→ **Exercise instructions**:
Set down the whole listing below exactly. The pictures stay out.

→ **Provided records**:
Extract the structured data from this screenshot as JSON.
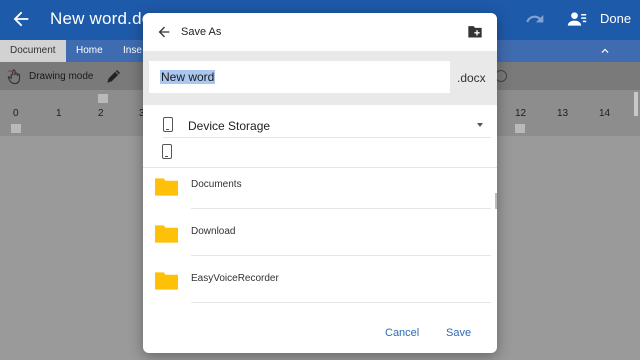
{
  "app": {
    "document_title": "New word.docx",
    "done_label": "Done",
    "tabs": [
      {
        "label": "Document"
      },
      {
        "label": "Home"
      },
      {
        "label": "Inse"
      }
    ],
    "toolbar": {
      "drawing_mode_label": "Drawing mode"
    },
    "ruler_ticks": [
      "0",
      "1",
      "2",
      "3",
      "12",
      "13",
      "14"
    ]
  },
  "dialog": {
    "title": "Save As",
    "file_name_value": "New word",
    "extension": ".docx",
    "storage": {
      "label": "Device Storage"
    },
    "folders": [
      {
        "label": "Documents",
        "icon": "folder-icon"
      },
      {
        "label": "Download",
        "icon": "folder-icon"
      },
      {
        "label": "EasyVoiceRecorder",
        "icon": "folder-icon"
      }
    ],
    "cancel_label": "Cancel",
    "save_label": "Save"
  },
  "colors": {
    "app_bar": "#1e5aaa",
    "accent": "#2b6bb8",
    "folder": "#ffc107",
    "selection": "#aac8ef"
  }
}
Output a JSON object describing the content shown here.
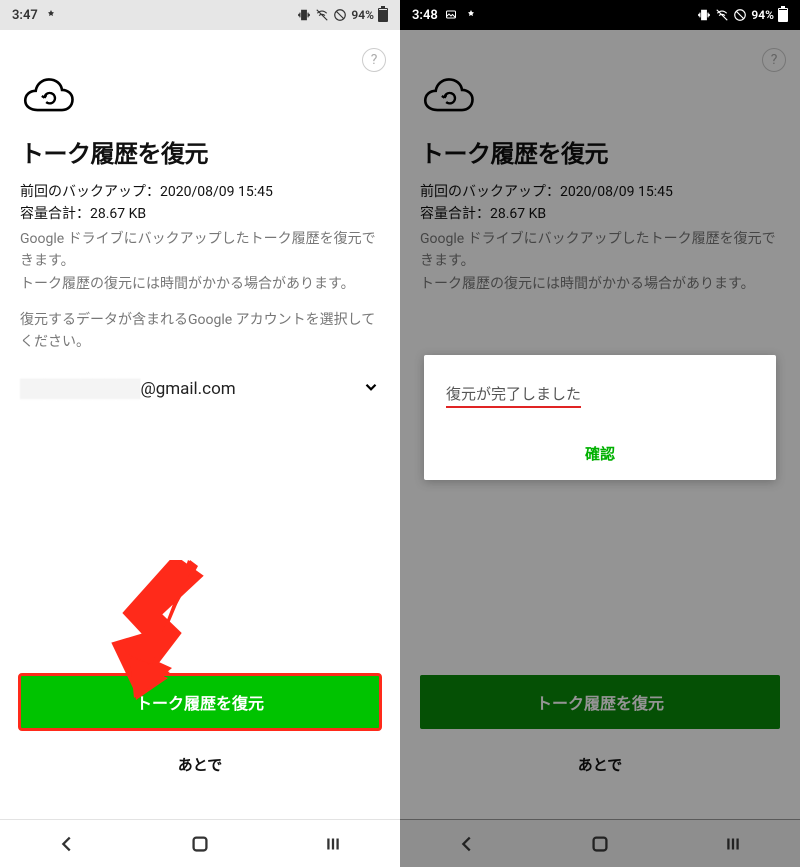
{
  "left": {
    "status": {
      "time": "3:47",
      "battery_pct": "94%"
    },
    "help": "?",
    "title": "トーク履歴を復元",
    "last_backup_label": "前回のバックアップ：",
    "last_backup_value": "2020/08/09 15:45",
    "size_label": "容量合計：",
    "size_value": "28.67 KB",
    "desc1": "Google ドライブにバックアップしたトーク履歴を復元できます。\nトーク履歴の復元には時間がかかる場合があります。",
    "desc2": "復元するデータが含まれるGoogle アカウントを選択してください。",
    "account_hidden": "██████████",
    "account_suffix": "@gmail.com",
    "primary_label": "トーク履歴を復元",
    "later_label": "あとで"
  },
  "right": {
    "status": {
      "time": "3:48",
      "battery_pct": "94%"
    },
    "help": "?",
    "title": "トーク履歴を復元",
    "last_backup_label": "前回のバックアップ：",
    "last_backup_value": "2020/08/09 15:45",
    "size_label": "容量合計：",
    "size_value": "28.67 KB",
    "desc1": "Google ドライブにバックアップしたトーク履歴を復元できます。\nトーク履歴の復元には時間がかかる場合があります。",
    "primary_label": "トーク履歴を復元",
    "later_label": "あとで",
    "dialog": {
      "message": "復元が完了しました",
      "confirm": "確認"
    }
  }
}
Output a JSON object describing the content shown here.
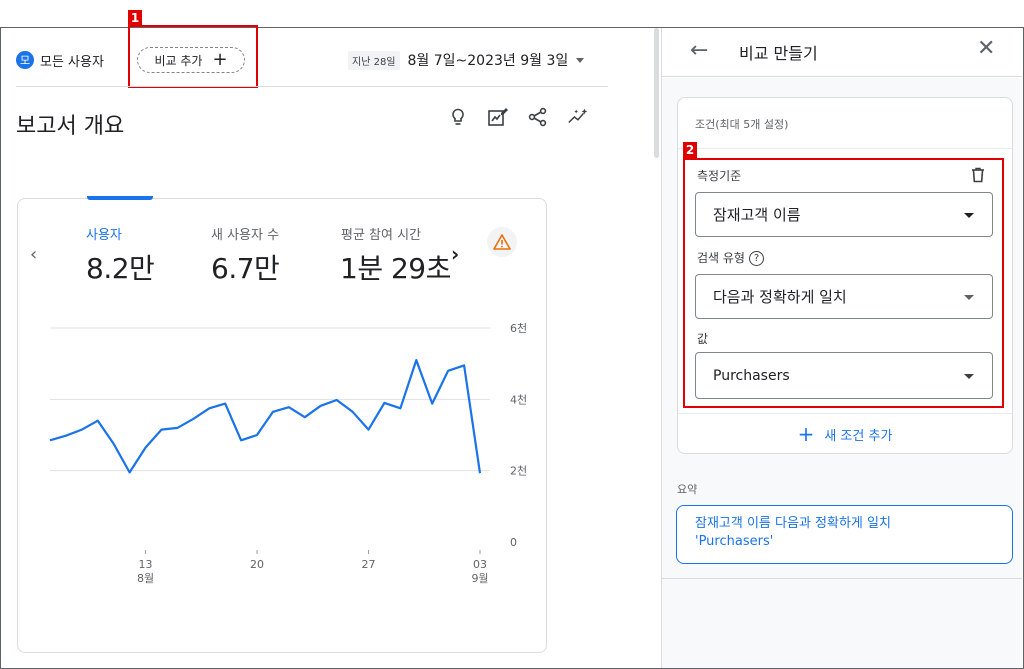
{
  "header": {
    "segment_badge": "모",
    "segment_label": "모든 사용자",
    "compare_label": "비교 추가",
    "compare_plus": "+",
    "date_chip": "지난 28일",
    "date_range": "8월 7일~2023년 9월 3일"
  },
  "page_title": "보고서 개요",
  "toolbar_icons": [
    "lightbulb-icon",
    "edit-report-icon",
    "share-icon",
    "insights-icon"
  ],
  "annotations": {
    "tag1": "1",
    "tag2": "2",
    "color": "#e00000"
  },
  "metrics": [
    {
      "label": "사용자",
      "value": "8.2만"
    },
    {
      "label": "새 사용자 수",
      "value": "6.7만"
    },
    {
      "label": "평균 참여 시간",
      "value": "1분 29초"
    }
  ],
  "nav": {
    "prev": "‹",
    "next": "›"
  },
  "chart_data": {
    "type": "line",
    "series": [
      {
        "values": [
          2.85,
          2.98,
          3.15,
          3.4,
          2.75,
          1.95,
          2.65,
          3.15,
          3.2,
          3.45,
          3.75,
          3.88,
          2.85,
          3.0,
          3.65,
          3.78,
          3.5,
          3.82,
          3.98,
          3.65,
          3.15,
          3.9,
          3.75,
          5.1,
          3.88,
          4.8,
          4.95,
          1.93
        ]
      }
    ],
    "y_tick_labels": [
      "6천",
      "4천",
      "2천",
      "0"
    ],
    "y_ticks": [
      6,
      4,
      2,
      0
    ],
    "ylim": [
      0,
      6
    ],
    "x_tick_labels": [
      {
        "day": "13",
        "month": "8월"
      },
      {
        "day": "20",
        "month": ""
      },
      {
        "day": "27",
        "month": ""
      },
      {
        "day": "03",
        "month": "9월"
      }
    ],
    "line_color": "#1a73e8",
    "grid": true
  },
  "panel": {
    "title": "비교 만들기",
    "condition_title": "조건(최대 5개 설정)",
    "dimension_label": "측정기준",
    "dimension_value": "잠재고객 이름",
    "match_label": "검색 유형",
    "help_glyph": "?",
    "match_value": "다음과 정확하게 일치",
    "value_label": "값",
    "value_value": "Purchasers",
    "add_condition": "새 조건 추가",
    "summary_label": "요약",
    "summary_line1": "잠재고객 이름 다음과 정확하게 일치",
    "summary_line2": "'Purchasers'"
  },
  "colors": {
    "accent": "#1a73e8",
    "warning": "#e8710a"
  }
}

→ **Answer box**:
Extract the structured data from this screenshot as JSON.
{
  "app": {
    "document_title": "New word.docx",
    "done_label": "Done",
    "tabs": [
      {
        "label": "Document"
      },
      {
        "label": "Home"
      },
      {
        "label": "Inse"
      }
    ],
    "toolbar": {
      "drawing_mode_label": "Drawing mode"
    },
    "ruler_ticks": [
      "0",
      "1",
      "2",
      "3",
      "12",
      "13",
      "14"
    ]
  },
  "dialog": {
    "title": "Save As",
    "file_name_value": "New word",
    "extension": ".docx",
    "storage": {
      "label": "Device Storage"
    },
    "folders": [
      {
        "label": "Documents",
        "icon": "folder-icon"
      },
      {
        "label": "Download",
        "icon": "folder-icon"
      },
      {
        "label": "EasyVoiceRecorder",
        "icon": "folder-icon"
      }
    ],
    "cancel_label": "Cancel",
    "save_label": "Save"
  },
  "colors": {
    "app_bar": "#1e5aaa",
    "accent": "#2b6bb8",
    "folder": "#ffc107",
    "selection": "#aac8ef"
  }
}
Output a JSON object describing the content shown here.
{
  "left": {
    "status": {
      "time": "3:47",
      "battery_pct": "94%"
    },
    "help": "?",
    "title": "トーク履歴を復元",
    "last_backup_label": "前回のバックアップ：",
    "last_backup_value": "2020/08/09 15:45",
    "size_label": "容量合計：",
    "size_value": "28.67 KB",
    "desc1": "Google ドライブにバックアップしたトーク履歴を復元できます。\nトーク履歴の復元には時間がかかる場合があります。",
    "desc2": "復元するデータが含まれるGoogle アカウントを選択してください。",
    "account_hidden": "██████████",
    "account_suffix": "@gmail.com",
    "primary_label": "トーク履歴を復元",
    "later_label": "あとで"
  },
  "right": {
    "status": {
      "time": "3:48",
      "battery_pct": "94%"
    },
    "help": "?",
    "title": "トーク履歴を復元",
    "last_backup_label": "前回のバックアップ：",
    "last_backup_value": "2020/08/09 15:45",
    "size_label": "容量合計：",
    "size_value": "28.67 KB",
    "desc1": "Google ドライブにバックアップしたトーク履歴を復元できます。\nトーク履歴の復元には時間がかかる場合があります。",
    "primary_label": "トーク履歴を復元",
    "later_label": "あとで",
    "dialog": {
      "message": "復元が完了しました",
      "confirm": "確認"
    }
  }
}
Output a JSON object describing the content shown here.
{
  "header": {
    "segment_badge": "모",
    "segment_label": "모든 사용자",
    "compare_label": "비교 추가",
    "compare_plus": "+",
    "date_chip": "지난 28일",
    "date_range": "8월 7일~2023년 9월 3일"
  },
  "page_title": "보고서 개요",
  "toolbar_icons": [
    "lightbulb-icon",
    "edit-report-icon",
    "share-icon",
    "insights-icon"
  ],
  "annotations": {
    "tag1": "1",
    "tag2": "2",
    "color": "#e00000"
  },
  "metrics": [
    {
      "label": "사용자",
      "value": "8.2만"
    },
    {
      "label": "새 사용자 수",
      "value": "6.7만"
    },
    {
      "label": "평균 참여 시간",
      "value": "1분 29초"
    }
  ],
  "nav": {
    "prev": "‹",
    "next": "›"
  },
  "chart_data": {
    "type": "line",
    "series": [
      {
        "values": [
          2.85,
          2.98,
          3.15,
          3.4,
          2.75,
          1.95,
          2.65,
          3.15,
          3.2,
          3.45,
          3.75,
          3.88,
          2.85,
          3.0,
          3.65,
          3.78,
          3.5,
          3.82,
          3.98,
          3.65,
          3.15,
          3.9,
          3.75,
          5.1,
          3.88,
          4.8,
          4.95,
          1.93
        ]
      }
    ],
    "y_tick_labels": [
      "6천",
      "4천",
      "2천",
      "0"
    ],
    "y_ticks": [
      6,
      4,
      2,
      0
    ],
    "ylim": [
      0,
      6
    ],
    "x_tick_labels": [
      {
        "day": "13",
        "month": "8월"
      },
      {
        "day": "20",
        "month": ""
      },
      {
        "day": "27",
        "month": ""
      },
      {
        "day": "03",
        "month": "9월"
      }
    ],
    "line_color": "#1a73e8",
    "grid": true
  },
  "panel": {
    "title": "비교 만들기",
    "condition_title": "조건(최대 5개 설정)",
    "dimension_label": "측정기준",
    "dimension_value": "잠재고객 이름",
    "match_label": "검색 유형",
    "help_glyph": "?",
    "match_value": "다음과 정확하게 일치",
    "value_label": "값",
    "value_value": "Purchasers",
    "add_condition": "새 조건 추가",
    "summary_label": "요약",
    "summary_line1": "잠재고객 이름 다음과 정확하게 일치",
    "summary_line2": "'Purchasers'"
  },
  "colors": {
    "accent": "#1a73e8",
    "warning": "#e8710a"
  }
}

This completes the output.